>>
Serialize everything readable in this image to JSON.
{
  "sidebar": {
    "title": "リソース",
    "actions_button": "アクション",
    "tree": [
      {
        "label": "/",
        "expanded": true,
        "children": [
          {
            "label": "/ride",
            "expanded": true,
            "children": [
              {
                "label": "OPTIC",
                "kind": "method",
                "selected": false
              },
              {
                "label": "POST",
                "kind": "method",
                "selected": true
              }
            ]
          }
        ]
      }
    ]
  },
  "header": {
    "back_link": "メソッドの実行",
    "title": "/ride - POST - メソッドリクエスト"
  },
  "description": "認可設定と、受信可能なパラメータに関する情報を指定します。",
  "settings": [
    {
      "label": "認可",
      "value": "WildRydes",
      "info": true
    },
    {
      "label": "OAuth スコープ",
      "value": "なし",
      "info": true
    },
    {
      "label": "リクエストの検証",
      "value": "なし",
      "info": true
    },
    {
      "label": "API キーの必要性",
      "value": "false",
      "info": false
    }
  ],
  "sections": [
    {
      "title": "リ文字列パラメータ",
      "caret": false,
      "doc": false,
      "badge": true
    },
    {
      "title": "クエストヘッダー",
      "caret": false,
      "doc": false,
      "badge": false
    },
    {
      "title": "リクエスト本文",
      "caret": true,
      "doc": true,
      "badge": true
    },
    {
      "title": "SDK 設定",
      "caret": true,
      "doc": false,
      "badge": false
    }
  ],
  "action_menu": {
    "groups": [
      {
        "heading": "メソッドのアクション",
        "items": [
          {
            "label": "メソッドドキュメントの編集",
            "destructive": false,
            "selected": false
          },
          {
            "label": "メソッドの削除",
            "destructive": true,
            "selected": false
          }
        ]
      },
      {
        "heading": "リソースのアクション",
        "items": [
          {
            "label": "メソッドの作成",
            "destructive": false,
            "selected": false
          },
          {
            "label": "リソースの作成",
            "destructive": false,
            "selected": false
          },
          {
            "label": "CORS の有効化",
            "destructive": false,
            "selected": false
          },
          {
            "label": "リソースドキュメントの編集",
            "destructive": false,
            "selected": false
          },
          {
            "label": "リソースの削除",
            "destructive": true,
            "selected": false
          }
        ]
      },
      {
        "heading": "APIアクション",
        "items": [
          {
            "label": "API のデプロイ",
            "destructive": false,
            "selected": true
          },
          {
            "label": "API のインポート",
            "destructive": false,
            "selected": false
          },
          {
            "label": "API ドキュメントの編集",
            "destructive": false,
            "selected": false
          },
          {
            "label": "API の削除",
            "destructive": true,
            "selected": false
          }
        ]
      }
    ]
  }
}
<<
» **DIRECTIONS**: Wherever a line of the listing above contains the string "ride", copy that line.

» **RESPONSE TO THE EXERCISE**:
            "label": "/ride",
    "title": "/ride - POST - メソッドリクエスト"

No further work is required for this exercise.